HOW TO COMPLETE THIS TASK: Report every line in the listing below where the string "Unit" shows up.

GIVEN INFORMATION:
*** Begin section ***

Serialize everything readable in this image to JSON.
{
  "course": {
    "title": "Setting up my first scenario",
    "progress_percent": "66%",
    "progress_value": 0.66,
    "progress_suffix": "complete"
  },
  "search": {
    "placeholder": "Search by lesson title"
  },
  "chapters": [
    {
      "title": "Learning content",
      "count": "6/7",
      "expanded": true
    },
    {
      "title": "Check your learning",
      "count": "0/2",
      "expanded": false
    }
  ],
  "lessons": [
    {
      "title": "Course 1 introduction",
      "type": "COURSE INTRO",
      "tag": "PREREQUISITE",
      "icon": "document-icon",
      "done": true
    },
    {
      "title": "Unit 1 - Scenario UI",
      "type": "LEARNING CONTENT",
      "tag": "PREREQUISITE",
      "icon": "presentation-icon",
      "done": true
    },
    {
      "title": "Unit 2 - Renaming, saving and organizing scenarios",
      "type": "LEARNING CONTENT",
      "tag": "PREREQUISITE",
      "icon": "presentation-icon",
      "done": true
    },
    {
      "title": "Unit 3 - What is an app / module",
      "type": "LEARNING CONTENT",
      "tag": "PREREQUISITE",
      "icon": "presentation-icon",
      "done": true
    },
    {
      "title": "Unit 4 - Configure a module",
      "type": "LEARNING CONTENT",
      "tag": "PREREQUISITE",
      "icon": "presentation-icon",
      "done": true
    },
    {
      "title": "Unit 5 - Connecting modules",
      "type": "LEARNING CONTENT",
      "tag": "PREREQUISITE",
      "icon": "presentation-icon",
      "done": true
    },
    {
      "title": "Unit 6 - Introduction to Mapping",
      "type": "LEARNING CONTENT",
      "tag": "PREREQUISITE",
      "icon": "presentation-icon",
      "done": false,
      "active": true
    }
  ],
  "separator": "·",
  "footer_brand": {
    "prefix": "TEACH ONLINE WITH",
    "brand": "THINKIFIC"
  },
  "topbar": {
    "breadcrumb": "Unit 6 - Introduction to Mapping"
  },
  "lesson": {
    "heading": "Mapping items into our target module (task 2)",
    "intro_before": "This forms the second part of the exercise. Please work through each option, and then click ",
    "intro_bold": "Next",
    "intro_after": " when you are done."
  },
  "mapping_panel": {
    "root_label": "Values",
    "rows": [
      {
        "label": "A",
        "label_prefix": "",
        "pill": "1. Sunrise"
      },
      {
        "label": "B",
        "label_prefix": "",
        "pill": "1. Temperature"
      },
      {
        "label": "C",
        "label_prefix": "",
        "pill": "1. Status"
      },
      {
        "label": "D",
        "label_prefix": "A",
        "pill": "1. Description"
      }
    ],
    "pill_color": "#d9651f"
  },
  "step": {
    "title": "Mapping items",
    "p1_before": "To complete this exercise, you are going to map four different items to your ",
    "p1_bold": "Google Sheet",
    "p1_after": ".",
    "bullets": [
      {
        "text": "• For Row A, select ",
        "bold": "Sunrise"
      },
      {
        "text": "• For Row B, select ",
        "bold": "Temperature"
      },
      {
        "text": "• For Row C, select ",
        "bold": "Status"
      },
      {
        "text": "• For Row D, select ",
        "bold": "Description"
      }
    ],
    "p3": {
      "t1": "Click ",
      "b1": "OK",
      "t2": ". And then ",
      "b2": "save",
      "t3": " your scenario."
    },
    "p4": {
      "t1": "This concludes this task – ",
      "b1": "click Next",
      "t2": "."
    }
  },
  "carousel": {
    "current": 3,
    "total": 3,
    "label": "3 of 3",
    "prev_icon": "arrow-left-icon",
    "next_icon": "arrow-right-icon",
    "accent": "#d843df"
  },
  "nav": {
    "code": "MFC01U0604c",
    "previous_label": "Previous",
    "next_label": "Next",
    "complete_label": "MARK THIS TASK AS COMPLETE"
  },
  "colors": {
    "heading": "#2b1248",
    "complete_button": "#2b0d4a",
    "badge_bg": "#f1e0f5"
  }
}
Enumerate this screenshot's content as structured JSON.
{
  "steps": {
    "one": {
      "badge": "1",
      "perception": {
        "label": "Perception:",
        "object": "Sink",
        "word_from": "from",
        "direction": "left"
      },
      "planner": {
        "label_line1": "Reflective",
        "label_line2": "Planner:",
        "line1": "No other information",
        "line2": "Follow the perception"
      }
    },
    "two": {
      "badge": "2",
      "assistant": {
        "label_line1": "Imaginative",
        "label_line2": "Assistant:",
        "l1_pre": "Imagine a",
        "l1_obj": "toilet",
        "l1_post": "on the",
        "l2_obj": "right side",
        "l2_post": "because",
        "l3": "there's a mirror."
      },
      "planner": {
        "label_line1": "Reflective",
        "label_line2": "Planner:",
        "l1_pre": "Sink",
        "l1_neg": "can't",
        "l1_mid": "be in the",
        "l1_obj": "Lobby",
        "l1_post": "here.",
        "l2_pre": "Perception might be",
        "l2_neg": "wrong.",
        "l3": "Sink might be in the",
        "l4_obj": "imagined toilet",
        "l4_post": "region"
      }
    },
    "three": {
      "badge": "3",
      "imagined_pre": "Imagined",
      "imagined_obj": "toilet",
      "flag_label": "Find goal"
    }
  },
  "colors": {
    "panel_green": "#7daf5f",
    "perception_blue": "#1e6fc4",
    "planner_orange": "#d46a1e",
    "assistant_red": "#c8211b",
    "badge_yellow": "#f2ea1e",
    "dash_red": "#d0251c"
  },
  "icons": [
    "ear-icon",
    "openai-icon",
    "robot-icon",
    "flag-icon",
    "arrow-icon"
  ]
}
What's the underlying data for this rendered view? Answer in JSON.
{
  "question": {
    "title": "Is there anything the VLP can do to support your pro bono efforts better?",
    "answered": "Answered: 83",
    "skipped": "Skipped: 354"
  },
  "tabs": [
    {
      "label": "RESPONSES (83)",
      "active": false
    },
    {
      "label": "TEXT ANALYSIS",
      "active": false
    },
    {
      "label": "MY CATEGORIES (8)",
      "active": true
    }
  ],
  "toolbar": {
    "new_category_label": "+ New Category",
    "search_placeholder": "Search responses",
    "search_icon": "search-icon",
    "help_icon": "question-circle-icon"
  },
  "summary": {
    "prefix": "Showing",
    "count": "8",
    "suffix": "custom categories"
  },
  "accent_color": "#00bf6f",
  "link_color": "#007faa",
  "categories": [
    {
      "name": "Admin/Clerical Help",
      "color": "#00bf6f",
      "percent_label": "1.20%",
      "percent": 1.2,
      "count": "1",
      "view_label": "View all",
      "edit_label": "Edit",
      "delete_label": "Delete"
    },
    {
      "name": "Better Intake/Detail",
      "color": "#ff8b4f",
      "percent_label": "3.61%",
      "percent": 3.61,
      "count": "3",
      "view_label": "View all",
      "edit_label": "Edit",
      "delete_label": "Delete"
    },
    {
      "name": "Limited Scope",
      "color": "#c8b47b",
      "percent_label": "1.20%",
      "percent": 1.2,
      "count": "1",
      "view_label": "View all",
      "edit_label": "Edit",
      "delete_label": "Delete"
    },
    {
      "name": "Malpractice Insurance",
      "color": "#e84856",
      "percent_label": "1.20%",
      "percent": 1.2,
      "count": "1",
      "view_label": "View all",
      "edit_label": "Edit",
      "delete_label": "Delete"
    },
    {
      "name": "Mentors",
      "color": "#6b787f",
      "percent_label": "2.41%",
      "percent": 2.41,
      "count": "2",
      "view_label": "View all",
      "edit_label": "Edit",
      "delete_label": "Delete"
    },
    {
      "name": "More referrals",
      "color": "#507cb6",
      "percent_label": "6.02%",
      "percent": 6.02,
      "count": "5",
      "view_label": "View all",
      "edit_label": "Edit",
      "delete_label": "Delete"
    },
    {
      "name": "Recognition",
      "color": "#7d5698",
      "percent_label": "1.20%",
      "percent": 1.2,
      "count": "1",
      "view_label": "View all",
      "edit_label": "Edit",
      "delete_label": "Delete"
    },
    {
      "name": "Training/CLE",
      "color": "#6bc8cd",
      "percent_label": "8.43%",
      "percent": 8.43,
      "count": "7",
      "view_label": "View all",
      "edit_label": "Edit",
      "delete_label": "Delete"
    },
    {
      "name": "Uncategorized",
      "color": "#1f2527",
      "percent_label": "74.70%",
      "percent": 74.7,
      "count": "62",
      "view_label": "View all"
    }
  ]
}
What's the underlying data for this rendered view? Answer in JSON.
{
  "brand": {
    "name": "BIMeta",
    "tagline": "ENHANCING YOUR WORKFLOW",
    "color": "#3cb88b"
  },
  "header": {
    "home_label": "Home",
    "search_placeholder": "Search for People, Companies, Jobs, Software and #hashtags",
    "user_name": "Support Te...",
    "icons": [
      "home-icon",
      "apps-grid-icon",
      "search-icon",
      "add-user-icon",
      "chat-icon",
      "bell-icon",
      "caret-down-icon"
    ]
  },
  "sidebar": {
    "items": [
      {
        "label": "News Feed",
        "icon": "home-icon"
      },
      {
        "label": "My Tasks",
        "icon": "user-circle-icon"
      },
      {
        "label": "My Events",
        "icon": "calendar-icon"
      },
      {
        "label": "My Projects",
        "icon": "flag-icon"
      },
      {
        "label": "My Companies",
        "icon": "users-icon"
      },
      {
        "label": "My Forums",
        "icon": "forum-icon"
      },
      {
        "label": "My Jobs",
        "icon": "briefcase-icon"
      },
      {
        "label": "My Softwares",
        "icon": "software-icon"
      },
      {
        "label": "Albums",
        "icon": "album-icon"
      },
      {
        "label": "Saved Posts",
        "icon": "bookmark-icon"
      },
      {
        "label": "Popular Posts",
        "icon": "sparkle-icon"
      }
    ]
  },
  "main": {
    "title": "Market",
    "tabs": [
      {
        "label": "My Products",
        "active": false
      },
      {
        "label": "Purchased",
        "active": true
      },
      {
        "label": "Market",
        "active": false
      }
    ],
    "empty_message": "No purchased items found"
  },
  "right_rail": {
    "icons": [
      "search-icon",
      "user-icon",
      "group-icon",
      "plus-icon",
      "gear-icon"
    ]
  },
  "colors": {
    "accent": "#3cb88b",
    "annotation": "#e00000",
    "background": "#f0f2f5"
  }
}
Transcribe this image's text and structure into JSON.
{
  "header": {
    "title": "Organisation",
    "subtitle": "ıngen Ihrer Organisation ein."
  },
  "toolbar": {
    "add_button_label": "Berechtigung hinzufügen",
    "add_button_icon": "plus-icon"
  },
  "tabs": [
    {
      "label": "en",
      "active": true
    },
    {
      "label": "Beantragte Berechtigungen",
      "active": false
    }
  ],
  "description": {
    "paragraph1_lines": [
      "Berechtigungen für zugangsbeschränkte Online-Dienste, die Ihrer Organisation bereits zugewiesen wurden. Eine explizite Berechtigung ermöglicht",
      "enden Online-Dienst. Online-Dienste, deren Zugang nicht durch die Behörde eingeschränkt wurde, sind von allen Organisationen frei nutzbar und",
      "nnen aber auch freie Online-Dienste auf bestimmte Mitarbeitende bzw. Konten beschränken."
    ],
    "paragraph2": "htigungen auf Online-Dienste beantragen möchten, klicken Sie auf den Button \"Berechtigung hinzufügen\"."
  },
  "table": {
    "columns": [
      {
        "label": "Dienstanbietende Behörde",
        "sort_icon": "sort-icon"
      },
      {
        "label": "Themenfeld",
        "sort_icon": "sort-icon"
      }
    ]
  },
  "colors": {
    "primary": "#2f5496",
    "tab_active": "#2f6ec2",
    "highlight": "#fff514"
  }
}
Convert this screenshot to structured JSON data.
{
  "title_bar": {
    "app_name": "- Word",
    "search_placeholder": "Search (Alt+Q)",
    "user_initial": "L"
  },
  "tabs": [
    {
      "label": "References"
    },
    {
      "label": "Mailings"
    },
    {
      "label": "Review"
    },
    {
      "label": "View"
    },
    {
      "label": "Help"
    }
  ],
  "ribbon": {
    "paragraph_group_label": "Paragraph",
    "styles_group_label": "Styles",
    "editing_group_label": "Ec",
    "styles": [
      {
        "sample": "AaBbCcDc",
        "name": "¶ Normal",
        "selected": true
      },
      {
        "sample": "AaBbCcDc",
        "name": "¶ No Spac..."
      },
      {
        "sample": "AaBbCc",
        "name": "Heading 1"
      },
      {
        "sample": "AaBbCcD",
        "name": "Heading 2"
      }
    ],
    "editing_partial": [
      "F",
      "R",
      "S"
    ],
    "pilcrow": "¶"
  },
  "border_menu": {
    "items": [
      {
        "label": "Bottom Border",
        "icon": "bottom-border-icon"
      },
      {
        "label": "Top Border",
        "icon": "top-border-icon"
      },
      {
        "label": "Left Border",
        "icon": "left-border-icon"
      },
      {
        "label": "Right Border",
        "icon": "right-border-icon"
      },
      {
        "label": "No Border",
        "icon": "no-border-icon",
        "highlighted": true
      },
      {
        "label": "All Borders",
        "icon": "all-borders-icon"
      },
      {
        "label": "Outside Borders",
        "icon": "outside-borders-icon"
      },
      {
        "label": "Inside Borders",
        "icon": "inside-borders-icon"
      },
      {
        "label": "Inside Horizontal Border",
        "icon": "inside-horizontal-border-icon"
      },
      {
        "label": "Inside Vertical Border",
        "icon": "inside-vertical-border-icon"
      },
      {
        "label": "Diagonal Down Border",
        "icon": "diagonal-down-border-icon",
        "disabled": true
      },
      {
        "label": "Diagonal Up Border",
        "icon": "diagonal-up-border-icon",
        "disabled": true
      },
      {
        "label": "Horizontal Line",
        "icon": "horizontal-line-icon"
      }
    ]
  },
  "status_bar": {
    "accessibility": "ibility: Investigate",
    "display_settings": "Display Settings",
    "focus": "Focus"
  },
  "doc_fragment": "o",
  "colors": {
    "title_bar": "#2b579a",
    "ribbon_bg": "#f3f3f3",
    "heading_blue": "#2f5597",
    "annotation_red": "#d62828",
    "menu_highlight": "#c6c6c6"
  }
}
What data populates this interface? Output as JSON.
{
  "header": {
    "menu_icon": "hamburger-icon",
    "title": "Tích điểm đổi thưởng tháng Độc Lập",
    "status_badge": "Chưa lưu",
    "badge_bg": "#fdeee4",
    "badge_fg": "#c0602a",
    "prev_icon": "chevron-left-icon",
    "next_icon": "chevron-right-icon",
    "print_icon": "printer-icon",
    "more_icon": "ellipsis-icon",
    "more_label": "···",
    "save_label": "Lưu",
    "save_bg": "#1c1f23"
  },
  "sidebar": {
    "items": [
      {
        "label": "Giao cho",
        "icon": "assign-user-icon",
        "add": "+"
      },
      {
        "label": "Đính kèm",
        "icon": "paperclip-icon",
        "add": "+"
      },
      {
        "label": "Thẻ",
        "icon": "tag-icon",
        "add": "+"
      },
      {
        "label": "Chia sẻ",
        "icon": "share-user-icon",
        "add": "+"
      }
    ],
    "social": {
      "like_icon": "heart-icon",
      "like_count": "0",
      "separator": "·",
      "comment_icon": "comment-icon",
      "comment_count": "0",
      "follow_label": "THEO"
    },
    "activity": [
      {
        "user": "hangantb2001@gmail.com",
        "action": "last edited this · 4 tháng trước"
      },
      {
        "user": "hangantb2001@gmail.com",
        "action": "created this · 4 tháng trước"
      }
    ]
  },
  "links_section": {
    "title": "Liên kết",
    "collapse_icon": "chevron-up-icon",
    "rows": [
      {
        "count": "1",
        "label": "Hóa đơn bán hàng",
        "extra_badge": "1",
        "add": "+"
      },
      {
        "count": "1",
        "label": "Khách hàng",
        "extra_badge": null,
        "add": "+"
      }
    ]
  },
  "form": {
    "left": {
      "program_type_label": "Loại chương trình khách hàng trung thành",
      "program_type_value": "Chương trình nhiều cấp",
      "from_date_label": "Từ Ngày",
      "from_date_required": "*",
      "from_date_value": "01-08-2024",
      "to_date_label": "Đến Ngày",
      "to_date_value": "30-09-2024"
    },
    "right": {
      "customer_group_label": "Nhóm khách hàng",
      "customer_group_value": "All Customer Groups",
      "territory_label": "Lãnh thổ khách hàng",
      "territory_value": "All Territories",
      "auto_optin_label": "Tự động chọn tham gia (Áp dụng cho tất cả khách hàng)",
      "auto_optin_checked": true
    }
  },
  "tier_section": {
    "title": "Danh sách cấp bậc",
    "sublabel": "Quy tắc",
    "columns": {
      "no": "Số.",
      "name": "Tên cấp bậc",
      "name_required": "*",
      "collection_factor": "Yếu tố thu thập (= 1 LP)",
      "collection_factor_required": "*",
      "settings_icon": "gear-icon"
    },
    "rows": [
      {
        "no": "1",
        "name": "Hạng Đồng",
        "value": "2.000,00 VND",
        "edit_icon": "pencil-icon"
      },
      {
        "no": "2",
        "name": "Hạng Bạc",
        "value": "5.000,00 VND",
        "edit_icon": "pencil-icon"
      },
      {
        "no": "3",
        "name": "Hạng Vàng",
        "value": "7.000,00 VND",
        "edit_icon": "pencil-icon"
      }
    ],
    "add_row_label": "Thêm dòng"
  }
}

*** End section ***

EXERCISE ANSWER:
      "title": "Unit 1 - Scenario UI",
      "title": "Unit 2 - Renaming, saving and organizing scenarios",
      "title": "Unit 3 - What is an app / module",
      "title": "Unit 4 - Configure a module",
      "title": "Unit 5 - Connecting modules",
      "title": "Unit 6 - Introduction to Mapping",
    "breadcrumb": "Unit 6 - Introduction to Mapping"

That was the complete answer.